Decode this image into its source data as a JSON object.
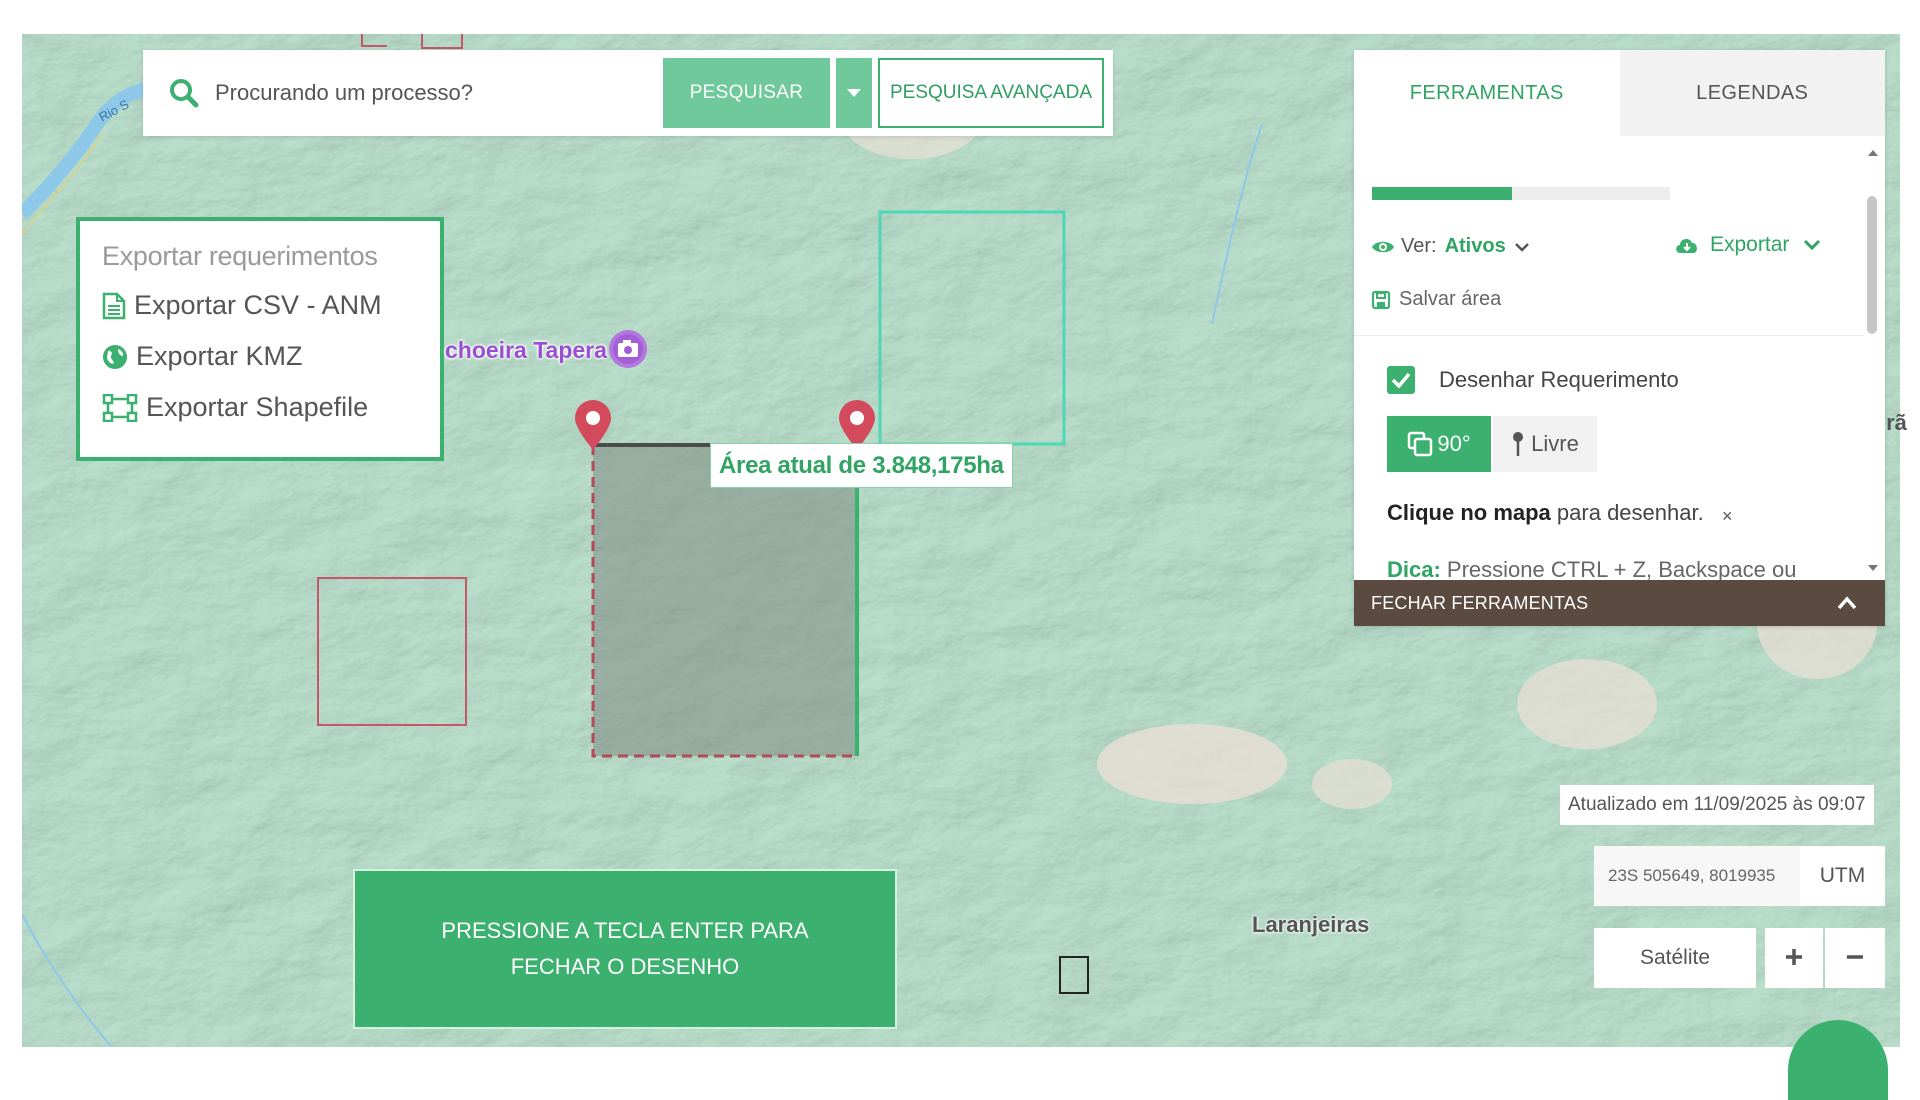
{
  "search": {
    "placeholder": "Procurando um processo?",
    "search_label": "PESQUISAR",
    "advanced_label": "PESQUISA AVANÇADA"
  },
  "export_menu": {
    "title": "Exportar requerimentos",
    "items": [
      {
        "label": "Exportar CSV - ANM",
        "icon": "file-icon"
      },
      {
        "label": "Exportar KMZ",
        "icon": "globe-icon"
      },
      {
        "label": "Exportar Shapefile",
        "icon": "shape-icon"
      }
    ]
  },
  "map": {
    "place_label": "choeira Tapera",
    "town_label": "Laranjeiras",
    "river_label": "Rio S",
    "edge_label": "irã",
    "area_label": "Área atual de 3.848,175ha"
  },
  "draw_banner": {
    "text": "PRESSIONE A TECLA ENTER PARA FECHAR O DESENHO"
  },
  "tools": {
    "tabs": [
      "FERRAMENTAS",
      "LEGENDAS"
    ],
    "active_tab": "FERRAMENTAS",
    "ver_label": "Ver:",
    "ver_value": "Ativos",
    "export_label": "Exportar",
    "save_label": "Salvar área",
    "draw_label": "Desenhar Requerimento",
    "draw_checked": true,
    "mode_90": "90°",
    "mode_free": "Livre",
    "hint_bold": "Clique no mapa",
    "hint_rest": "para desenhar.",
    "hint_close": "×",
    "tip_bold": "Dica:",
    "tip_text": "Pressione CTRL + Z, Backspace ou Delete para desfazer o último clique.",
    "close_label": "FECHAR FERRAMENTAS",
    "progress_fraction": 0.47
  },
  "status": {
    "updated": "Atualizado em 11/09/2025 às 09:07",
    "coords": "23S 505649, 8019935",
    "coords_unit": "UTM",
    "satellite_label": "Satélite"
  },
  "colors": {
    "accent": "#3bb06f",
    "map_bg": "#bde3cf",
    "close_bar": "#5b4a40",
    "draw_fill": "#7d8a80"
  }
}
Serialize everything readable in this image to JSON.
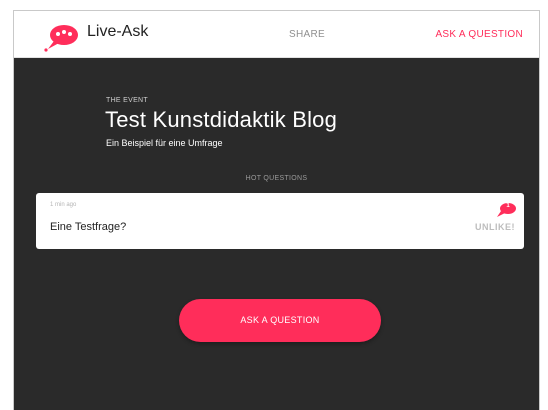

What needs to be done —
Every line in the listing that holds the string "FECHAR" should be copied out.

Written reply —
    "text": "PRESSIONE A TECLA ENTER PARA FECHAR O DESENHO"
    "close_label": "FECHAR FERRAMENTAS",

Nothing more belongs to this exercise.